Abusive Clauses, Banks and the 'Foreclosures Court’ (‘Δικαστήριο εκποιήσεων’)


Many cases have ended up in the Courts where the Court is called upon to decide, inter alia, whether terms contained in Loan Agreements are unfair, resulting in significant injustice to the Borrower.

An example of unfair terms could be seen in Loan Agreements between Banks and Borrowers as below:

  • The Bank's right to charge the Borrower with banking fees, costs and charges from time to time and at its sole discretion.
  • The right of the Bank to discontinue subsidizing or reducing the interest rate, in cases where the interest rate is subsidized or reduced, at its absolute discretion and at any time, and the right to unilaterally change interest and other charges borne by the Borrower.
  • The right of the Bank to unilaterally modify the terms determining the repayment of the Loan and to increase the interest rate or charge additional default interest if the Borrower fails to pay any instalment on the specified date.
  • To merge the Borrower's accounts with obligations owed to the Bank and to offset/ transfer amounts to any account of the Borrower for the purpose of repayment of part or all of his obligations or for any other reason, at any time and without notice to the Borrower.

Although this issue has been largely addressed by the European Court of Justice in several cases, Cypriot law does not oblige the Cypriot Courts to examine the issue of unfair clauses ex officio.

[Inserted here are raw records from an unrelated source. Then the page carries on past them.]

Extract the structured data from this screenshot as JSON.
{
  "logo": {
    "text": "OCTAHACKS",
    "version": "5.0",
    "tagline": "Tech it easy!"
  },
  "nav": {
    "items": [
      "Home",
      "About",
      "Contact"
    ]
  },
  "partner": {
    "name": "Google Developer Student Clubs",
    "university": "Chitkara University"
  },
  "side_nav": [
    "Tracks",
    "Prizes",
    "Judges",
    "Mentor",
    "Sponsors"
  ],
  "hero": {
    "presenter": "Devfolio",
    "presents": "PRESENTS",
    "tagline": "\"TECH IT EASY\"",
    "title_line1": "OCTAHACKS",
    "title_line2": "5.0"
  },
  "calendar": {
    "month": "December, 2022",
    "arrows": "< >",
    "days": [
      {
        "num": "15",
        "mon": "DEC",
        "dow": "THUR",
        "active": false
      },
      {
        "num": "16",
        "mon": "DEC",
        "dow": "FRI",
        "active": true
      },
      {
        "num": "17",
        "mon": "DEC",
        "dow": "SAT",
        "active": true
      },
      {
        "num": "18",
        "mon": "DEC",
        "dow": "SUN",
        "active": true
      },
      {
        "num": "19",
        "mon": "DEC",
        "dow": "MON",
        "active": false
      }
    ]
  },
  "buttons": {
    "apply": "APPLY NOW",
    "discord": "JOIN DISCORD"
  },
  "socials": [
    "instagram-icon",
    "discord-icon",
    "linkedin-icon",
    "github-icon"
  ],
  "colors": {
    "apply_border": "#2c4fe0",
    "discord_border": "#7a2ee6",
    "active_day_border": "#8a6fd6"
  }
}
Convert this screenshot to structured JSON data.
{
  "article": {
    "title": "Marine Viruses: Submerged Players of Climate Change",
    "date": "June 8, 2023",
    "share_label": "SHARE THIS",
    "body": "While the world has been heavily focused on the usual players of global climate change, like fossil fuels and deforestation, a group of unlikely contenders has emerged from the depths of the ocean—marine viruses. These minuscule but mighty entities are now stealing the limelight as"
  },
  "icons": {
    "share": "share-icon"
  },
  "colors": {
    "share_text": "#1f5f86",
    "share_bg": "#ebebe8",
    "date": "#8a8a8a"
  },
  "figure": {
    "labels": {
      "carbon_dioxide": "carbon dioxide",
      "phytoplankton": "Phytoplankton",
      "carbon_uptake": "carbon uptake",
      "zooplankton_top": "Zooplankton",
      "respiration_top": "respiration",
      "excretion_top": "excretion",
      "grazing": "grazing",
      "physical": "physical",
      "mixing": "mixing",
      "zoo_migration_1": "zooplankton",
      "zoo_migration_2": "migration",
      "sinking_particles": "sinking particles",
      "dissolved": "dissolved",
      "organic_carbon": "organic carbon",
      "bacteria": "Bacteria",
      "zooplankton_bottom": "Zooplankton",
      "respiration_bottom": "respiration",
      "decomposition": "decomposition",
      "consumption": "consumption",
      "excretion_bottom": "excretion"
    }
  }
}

According to a Bill that has been submitted to the Legal Affairs Committee of the Parliament and will soon be submitted to the plenary for adoption, the "Consumer Protection Law of 2022" will oblige judges to examine the unfairness of any contractual clause that may be contained in a Contract that is the subject of a case under litigation.

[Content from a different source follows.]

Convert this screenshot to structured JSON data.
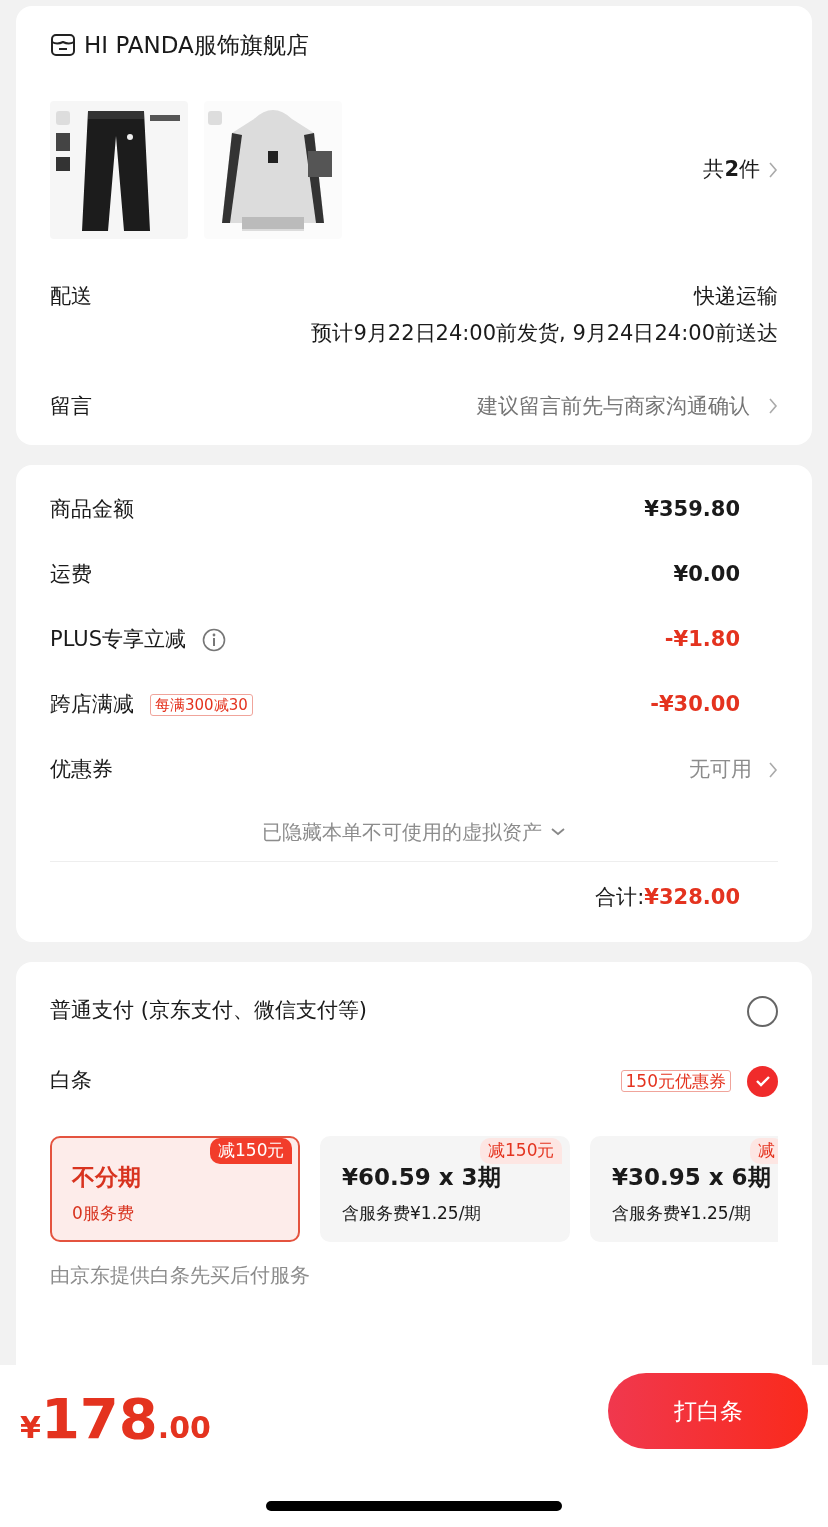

It should be noted that the European Court of Justice has pointed out, inter alia, in its judgments that the National Court must examine ex officio the unfair nature of a contractual term falling within the scope of Directive 93/13, and that Member States must provide for appropriate and effective measures in order to stop the use of unfair terms.

Such a legislative change would completely alter the way Banks deal with Borrowers and enhance the administration of justice.  

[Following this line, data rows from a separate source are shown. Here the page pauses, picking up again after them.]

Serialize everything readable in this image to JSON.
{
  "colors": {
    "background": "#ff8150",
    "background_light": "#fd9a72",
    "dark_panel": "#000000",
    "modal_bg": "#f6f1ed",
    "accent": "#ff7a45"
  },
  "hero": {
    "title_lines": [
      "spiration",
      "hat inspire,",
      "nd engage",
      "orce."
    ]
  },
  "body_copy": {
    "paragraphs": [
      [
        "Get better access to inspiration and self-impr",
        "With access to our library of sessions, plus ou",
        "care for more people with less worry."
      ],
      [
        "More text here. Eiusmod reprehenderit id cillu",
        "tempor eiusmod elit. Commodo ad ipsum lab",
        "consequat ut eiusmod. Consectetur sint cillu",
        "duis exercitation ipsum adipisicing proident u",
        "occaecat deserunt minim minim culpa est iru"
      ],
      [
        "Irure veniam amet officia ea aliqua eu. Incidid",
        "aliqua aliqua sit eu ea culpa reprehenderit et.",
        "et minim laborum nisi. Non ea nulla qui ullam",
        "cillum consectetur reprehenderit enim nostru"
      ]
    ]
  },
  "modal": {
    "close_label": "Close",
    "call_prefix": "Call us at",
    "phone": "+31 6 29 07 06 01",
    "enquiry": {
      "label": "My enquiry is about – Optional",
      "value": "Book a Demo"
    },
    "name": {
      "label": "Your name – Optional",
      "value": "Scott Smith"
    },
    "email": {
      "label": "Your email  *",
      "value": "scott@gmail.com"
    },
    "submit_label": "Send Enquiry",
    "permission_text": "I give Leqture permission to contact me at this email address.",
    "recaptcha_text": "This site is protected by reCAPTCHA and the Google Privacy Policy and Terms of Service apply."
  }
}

Pending the enactment of this legislation, the suspension of foreclosures is also being discussed in Parliament at the same time. Although it is not a long-term solution to the problem, it is for this reason that pressure is being exerted to complete the debate in the Legal Affairs Committee on the operation of the 'Foreclosures Court' (‘Δικαστήριο εκποιήσεων).

The supporters of the proposed law on the operation of the Special Court are lobbying for the issue to be discussed again in the Parliamentary Committee on Legal Affairs, so that it can be brought to the plenary in November. In view of these discussions, therefore, the establishment of the Foreclosures Court, the most likely scenario is that auctions will be suspended until the Court is fully operational. The Ministry of Finance and the Central Bank are in favour of the operation of the Foreclosures Court. However, they believe that criteria for beneficiaries should be included. In addition, there are reservations regarding the 60-day period for the Courts to issue judgments under the proposal.

The Bill, inter alia, provides that the Court will, in addition to disputes in relation to the debit balance of the credit facility, hear any other disputes relating to credit facilities, guarantees and security. That is, it will hear disputes in relation to overdrafts and unfair covenants. These arrangements will cover first-lien Borrowers, Guarantors and Collateral Providers who have as collateral, on the loan taken out, the principal residence with an estimated value not exceeding €350,000.

The promotion of the above legislation will reverse and put the brakes on the Banks' procedures for "fast-track" foreclosure of properties and will give breathing space to Debtors-Borrowers: it will "force" the Banks to revise their plans and tactics in order to enter into negotiations with Debtors and offer real and viable solutions.

The content of this article is valid as at the date of its first publication. It is intended to provide a general guide to the subject matter and does not constitute legal advice. We recommend that you seek professional advice on your specific matter before acting on any information provided. For further information or advice, please contact Savvas Savvides, the Managing Partner at the Paphos Office, Michael Kyprianou & Co LLC., Tel ++357 26930800 or email savvas.savvides@kyprianou.com